For many of us, winter break means spending time with family and friends. Sometimes, this means participating in conversations about history with people who don’t know much about history at all. Many well-meaning people who have never taken a history course, read a historical book, or studied primary sources think they understand the American past. Lucky for them, you’re here to help! What are some of the myths you might encounter in family conversations about early American history? Write a script outlining such a conversation, explaining how you might win an argument over some widely held misconceptions about North American history. Be sure to use primary sources, course readings, and evidence to support your claims.
Design a Lesson Plan
You be the teacher! Pick a week, a theme, or a reading from this semester and design a lesson plan to teach to an age level of your choosing. What core issues do you want your students to learn? What kinds of questions will you ask of your students? What kinds of exercises, assignments, or sources will you have them do? Justify and explain your lesson plan in your paper.
Write the Final Lecture of This Course
You be the Professor! How do you want to wrap up this class? What are the big takeaway lessons from nearly 400 years of North American history? How might you emphasize to your students why history matters and what examples will you use to illustrate your main points? You can write this summation chronologically, thematically, geographically, or through individual characters. The choice is yours – it’s your class!
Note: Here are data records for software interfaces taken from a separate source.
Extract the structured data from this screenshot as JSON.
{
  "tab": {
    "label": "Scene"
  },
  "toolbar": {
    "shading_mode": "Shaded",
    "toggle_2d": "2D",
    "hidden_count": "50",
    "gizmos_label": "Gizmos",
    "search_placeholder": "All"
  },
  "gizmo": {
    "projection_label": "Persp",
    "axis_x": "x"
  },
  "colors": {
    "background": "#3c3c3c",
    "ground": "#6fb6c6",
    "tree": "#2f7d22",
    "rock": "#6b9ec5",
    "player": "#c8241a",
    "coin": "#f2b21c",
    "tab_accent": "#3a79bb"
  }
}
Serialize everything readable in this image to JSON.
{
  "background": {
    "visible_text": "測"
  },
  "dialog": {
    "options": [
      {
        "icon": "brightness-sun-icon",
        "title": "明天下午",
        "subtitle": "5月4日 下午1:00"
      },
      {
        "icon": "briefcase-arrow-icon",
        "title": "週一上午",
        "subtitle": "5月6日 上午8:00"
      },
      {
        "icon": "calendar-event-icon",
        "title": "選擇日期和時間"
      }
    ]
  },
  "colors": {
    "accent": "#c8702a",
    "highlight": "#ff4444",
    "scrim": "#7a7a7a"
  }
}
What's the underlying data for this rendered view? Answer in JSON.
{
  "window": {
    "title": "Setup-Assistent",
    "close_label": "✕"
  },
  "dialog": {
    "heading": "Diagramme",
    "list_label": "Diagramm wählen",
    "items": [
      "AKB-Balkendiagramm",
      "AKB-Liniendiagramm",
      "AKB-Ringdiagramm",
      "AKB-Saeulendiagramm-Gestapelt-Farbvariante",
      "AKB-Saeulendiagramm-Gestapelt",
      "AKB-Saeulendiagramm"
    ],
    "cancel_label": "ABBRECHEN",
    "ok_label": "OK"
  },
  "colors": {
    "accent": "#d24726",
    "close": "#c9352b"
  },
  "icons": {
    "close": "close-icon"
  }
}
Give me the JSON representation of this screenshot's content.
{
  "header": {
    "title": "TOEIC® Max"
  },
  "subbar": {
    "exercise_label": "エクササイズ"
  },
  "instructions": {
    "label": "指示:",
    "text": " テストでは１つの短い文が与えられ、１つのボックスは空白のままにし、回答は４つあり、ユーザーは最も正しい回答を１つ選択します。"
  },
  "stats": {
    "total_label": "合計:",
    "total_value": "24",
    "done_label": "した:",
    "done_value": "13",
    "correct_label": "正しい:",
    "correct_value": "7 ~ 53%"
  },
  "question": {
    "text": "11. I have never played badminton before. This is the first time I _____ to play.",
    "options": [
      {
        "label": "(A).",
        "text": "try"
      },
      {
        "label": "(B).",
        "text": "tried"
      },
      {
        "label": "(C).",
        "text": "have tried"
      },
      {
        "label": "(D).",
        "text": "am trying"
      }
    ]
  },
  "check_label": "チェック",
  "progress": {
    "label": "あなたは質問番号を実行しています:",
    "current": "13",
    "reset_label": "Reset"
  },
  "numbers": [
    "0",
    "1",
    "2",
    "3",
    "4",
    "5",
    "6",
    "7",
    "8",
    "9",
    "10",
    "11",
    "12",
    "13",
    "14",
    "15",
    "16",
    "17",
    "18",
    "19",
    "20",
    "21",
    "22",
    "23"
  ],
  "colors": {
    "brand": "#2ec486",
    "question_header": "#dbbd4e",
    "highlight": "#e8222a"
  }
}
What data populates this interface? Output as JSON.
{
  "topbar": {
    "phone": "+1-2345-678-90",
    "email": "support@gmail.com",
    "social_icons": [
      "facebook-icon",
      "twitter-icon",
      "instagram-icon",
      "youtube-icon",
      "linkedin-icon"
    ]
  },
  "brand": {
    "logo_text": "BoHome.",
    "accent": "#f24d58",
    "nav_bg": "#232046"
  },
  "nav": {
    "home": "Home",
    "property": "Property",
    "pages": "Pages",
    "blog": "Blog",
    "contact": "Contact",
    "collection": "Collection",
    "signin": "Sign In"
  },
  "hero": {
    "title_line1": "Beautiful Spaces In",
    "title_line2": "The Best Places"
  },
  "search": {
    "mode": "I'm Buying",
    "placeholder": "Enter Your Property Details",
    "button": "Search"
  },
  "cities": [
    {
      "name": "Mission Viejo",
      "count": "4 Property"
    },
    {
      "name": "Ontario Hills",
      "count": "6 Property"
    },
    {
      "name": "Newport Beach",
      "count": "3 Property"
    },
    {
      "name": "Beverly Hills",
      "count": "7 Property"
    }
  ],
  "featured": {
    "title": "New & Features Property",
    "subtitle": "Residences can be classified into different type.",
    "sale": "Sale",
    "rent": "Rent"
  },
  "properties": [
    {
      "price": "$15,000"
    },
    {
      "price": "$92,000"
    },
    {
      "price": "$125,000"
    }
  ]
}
So many of the individuals and events we discussed this semester would lend themselves to social media. What individuals do you think would use social media well and how? Do you have ideas about how to harness the power of social media to illustrate, inform, explore, and educate the public about an episode of American History? If so, go forth and experiment. Use some form of social media to explore a particular theme, event, set of ideas, document, reading, or individual from this semester. Record a podcast, generate memes, craft a Twitter thread, start a tumblr, make some gifs. Always ground your ideas in course material and evidence but go forth and surprise me.
Are you artistically, musically, poetically, cinematically, or otherwise creatively inclined? Are you going to write the next Broadway smash “Ona Judge: The Musical”? Do you want to create a movie trailer for your Pox Americana film pitch? Are you an animator with made skills? A poet moved by history? An actor who wants to do a dramatic reading of a historical text? Work to your strengths and create an “unessay” project that brings together lessons, insights, evidence, or reflections on our course material in a meaningful creative project. You have a lot of free rein here. Dazzle me. Make me proud.